Specifically, the fleet has organised two training days on the use of these devices aimed at designated on board health officers. On the first day, held last August, eight workers, captains and deck officers belonging to Cantábrica de Túnidos received training. On the second, organised in Bermeo last September, 21 of these professionals from the Albacora, Inpesca and Atunera Dularra companies attended.

Each vessel shall also have circadian monitoring devices (fitness bracelets) that will enable crew members’ body temperature, physical activity, or sleep cycles to be recorded.

All the gathered data will be processed and analysed by the Polytechnic University of Madrid (UPM), which will analyse the specific circumstances of the most common on-board health problems and will identify the most suitable medical technologies to install on board. For its part, the Vithas Group will provide the 24/7 remote medical service from its Nuestra Señora de Fátima hospital in Vigo.
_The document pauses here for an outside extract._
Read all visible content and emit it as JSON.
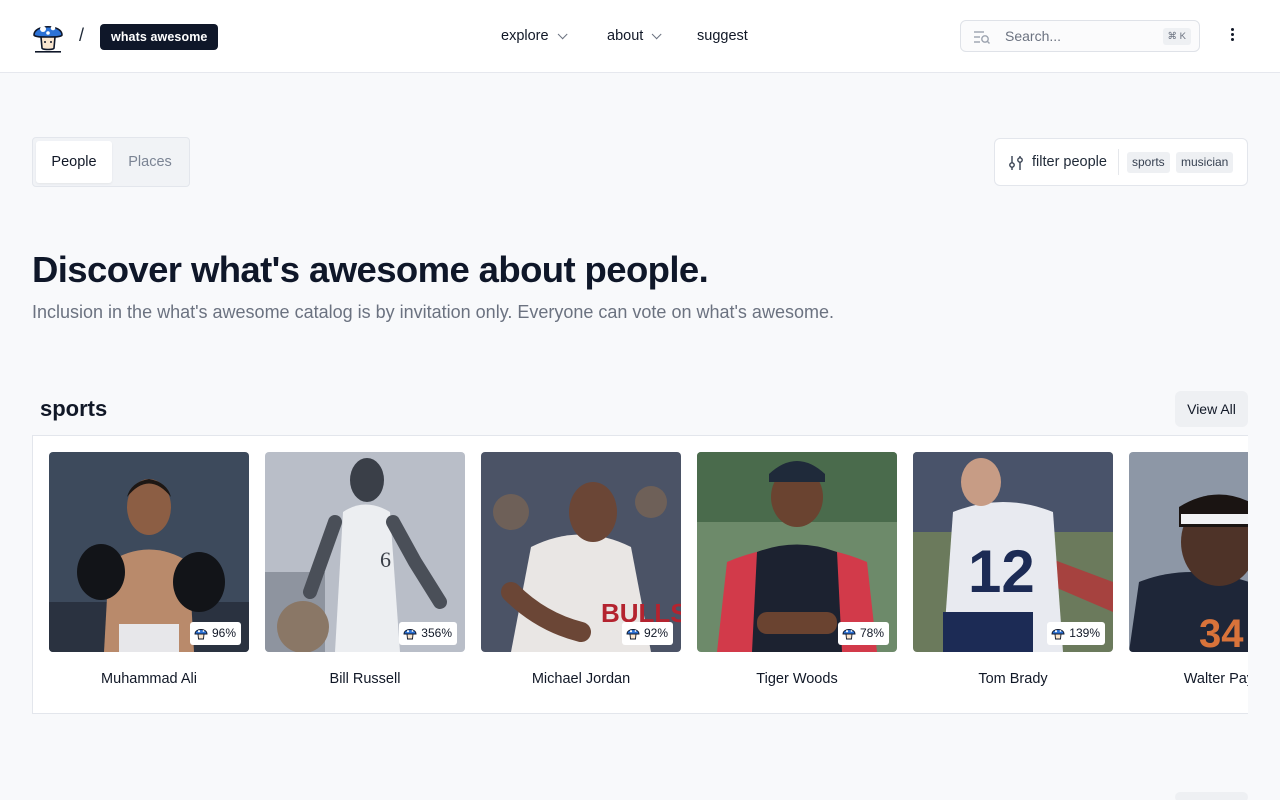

World reference in the well-being of its crew members

With this project, the objective of Opagac is to solve one of the main challenges of long-distance fleets: correct medical care for any health incident on board on the high seas.

The fleet will take advantage of the possibilities provided by technologies such as satellite communications or the Internet of Things (IoT), to offer its crew members a comprehensive, digital and connected medical service, and thus reduce the loss rate and derived costs.

With this project, Opagac, which has already shown its effort to promote social sustainability in fishing with the promotion of the Tuna from Responsible Fishing (APR) certification, takes another step forward in the field of labour protection and the improvement of its crew members’ safety. It is worth remembering that the APR certificate was awarded the Food Award of Spain 2020 by the Ministry of Agriculture, Fisheries and Food, for being the first in the world to certify tuna as being environmentally friendly and socially sustainable for consumers.

[1] This project has received public funding, as part of the 2021 call for Fisheries Innovation, included in Royal Decree 685/2021, of 3 August, which establishes the regulatory bases for subsidies to groups of entities that carry out investment and reform projects in the field of research for technological development, innovation and the balance of the commercialisation chain in the fisheries and aquaculture sector within the framework of the Recovery, Transformation and Resilience Plan, in the framework of the Spanish Government’s Recovery and Resilience Plan, financed with Next Generation EU funds.